As Founder, Owner & President of TenderHearted Home Care, I have always had a heart for helping others. I started with babysitting while a teenager, assisting the mentally disabled in a work environment for 10 years, homeschooling my two sons, serving others for 9 years while employed through the local hospital and since 2011 have been focused on helping seniors to maintain their independence in the comfort of their own home. I am a Certified Senior Care Manager (CSCM) as designated by the Association of Care Services At Home (www.acsah.org).

I have enjoyed volunteering my time as the President of the Rowan County Home School Association, assisting with the Parkinson’s Support Group, Walk to End Alzheimer’s, Pregnancy Support Center, MOPS International, Capstone Recovery Center, Kairos Outside, Celebrate Recovery, various church committees and going on a mission trip to Moldova. I am a member of the Rowan County Council on Aging, Meals on Wheels board member, REACH of Rowan County, HIPSS of Davidson County, Second Tuesday Business Group and several Christian Business Life Groups.

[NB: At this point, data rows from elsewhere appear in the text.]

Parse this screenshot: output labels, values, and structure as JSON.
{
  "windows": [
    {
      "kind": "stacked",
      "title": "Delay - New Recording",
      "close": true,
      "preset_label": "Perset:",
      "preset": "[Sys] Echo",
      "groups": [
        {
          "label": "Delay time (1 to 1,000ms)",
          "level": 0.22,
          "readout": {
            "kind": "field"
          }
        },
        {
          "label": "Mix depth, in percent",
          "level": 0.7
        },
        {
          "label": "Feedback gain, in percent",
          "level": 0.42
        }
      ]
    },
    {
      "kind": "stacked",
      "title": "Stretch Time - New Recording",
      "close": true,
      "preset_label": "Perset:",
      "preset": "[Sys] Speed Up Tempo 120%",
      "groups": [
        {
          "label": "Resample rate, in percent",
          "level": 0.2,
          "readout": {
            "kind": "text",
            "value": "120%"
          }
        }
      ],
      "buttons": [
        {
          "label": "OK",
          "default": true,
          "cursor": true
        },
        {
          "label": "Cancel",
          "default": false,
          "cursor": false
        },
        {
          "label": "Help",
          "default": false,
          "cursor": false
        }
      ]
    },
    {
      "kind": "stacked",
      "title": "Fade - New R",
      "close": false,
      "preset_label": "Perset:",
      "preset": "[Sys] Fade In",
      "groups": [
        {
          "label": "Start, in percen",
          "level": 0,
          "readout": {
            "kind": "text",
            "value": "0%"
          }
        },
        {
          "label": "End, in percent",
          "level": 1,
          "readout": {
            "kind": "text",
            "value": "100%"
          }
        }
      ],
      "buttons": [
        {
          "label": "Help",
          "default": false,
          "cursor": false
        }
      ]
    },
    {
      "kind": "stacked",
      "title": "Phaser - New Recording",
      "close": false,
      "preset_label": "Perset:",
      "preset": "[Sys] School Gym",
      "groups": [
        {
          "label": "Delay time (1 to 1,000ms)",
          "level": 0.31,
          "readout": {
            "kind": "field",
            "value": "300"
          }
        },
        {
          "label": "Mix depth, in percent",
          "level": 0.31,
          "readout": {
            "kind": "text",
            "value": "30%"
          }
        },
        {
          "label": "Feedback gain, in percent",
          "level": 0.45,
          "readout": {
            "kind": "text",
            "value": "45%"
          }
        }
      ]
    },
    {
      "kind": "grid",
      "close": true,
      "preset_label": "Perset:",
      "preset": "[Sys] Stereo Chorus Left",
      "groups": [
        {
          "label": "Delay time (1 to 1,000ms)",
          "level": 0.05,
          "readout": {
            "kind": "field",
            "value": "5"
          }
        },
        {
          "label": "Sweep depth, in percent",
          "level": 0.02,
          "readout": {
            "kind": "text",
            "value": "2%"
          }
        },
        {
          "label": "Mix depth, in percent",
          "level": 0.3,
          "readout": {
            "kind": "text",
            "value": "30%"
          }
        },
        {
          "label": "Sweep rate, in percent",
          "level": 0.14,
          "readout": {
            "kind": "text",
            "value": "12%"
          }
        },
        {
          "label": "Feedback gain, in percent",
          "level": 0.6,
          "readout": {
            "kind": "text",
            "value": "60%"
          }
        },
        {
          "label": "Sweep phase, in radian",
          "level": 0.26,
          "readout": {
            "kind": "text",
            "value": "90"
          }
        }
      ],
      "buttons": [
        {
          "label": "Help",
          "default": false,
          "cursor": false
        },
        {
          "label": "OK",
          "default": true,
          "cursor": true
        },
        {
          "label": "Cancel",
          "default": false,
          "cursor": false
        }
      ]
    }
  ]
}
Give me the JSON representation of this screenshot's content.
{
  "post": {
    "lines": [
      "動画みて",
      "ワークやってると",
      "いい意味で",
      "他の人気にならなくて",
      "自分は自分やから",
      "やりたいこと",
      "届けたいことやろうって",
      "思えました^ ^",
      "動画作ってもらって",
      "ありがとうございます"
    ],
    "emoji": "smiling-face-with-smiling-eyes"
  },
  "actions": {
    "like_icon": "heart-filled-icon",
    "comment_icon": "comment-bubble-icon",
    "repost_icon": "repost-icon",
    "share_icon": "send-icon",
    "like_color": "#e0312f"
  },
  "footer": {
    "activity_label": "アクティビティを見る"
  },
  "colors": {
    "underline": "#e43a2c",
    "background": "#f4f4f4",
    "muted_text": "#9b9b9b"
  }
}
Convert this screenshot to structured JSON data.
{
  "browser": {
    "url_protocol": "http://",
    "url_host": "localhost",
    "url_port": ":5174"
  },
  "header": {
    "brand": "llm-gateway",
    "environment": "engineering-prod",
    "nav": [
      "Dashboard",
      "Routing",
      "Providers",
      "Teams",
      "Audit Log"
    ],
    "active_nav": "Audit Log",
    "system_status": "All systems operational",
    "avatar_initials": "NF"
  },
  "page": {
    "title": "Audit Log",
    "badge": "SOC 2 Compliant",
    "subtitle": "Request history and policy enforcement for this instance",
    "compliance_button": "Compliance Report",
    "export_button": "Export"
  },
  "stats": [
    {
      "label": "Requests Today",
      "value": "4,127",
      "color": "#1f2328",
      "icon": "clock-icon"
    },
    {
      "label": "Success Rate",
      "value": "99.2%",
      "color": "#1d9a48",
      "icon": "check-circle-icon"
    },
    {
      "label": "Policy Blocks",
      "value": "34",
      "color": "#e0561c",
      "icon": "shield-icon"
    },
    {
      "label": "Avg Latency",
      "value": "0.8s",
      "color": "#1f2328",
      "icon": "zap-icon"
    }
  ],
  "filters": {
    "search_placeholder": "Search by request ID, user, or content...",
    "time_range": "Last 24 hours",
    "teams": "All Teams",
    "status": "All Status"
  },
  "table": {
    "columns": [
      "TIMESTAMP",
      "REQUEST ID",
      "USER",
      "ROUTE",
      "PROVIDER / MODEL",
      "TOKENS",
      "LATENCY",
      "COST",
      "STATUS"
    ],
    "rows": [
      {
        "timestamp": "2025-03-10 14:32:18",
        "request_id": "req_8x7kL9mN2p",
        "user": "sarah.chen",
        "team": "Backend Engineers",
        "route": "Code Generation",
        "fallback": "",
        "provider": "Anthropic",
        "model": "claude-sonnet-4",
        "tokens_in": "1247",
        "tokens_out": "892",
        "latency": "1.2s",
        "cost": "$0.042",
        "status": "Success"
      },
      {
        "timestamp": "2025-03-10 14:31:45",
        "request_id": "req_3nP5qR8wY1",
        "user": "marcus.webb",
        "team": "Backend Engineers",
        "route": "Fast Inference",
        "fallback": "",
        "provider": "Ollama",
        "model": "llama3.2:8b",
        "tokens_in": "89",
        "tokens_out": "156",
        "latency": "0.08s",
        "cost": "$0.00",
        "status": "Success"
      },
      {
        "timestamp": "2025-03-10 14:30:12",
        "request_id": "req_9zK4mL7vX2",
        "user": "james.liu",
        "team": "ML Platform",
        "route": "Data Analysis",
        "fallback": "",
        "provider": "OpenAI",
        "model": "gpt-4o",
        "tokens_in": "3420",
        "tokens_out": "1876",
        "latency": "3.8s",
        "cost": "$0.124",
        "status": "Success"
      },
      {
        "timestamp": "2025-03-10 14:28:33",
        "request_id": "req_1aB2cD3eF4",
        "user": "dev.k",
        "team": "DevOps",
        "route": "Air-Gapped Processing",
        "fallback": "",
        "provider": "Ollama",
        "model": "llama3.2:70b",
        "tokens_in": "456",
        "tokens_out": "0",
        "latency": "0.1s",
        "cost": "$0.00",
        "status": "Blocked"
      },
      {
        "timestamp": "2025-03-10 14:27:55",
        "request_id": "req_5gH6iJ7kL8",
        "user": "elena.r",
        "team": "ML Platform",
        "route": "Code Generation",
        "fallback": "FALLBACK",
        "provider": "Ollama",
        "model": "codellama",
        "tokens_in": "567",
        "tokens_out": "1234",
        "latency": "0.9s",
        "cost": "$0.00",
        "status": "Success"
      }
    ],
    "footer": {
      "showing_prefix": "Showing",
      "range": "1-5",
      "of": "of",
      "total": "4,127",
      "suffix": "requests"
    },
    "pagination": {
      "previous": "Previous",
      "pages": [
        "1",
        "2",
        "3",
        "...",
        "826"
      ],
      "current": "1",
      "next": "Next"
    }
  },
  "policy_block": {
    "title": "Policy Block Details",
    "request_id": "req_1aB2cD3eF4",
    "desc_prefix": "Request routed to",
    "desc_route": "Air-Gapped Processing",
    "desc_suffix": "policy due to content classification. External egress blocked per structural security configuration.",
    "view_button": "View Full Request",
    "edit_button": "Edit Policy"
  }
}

I am passionate about serving others and providing the most compassionate care possible, as I would want for my own family. I love relaxing with my husband, Peter, and my two dogs, Yoyo and Terra Cotta.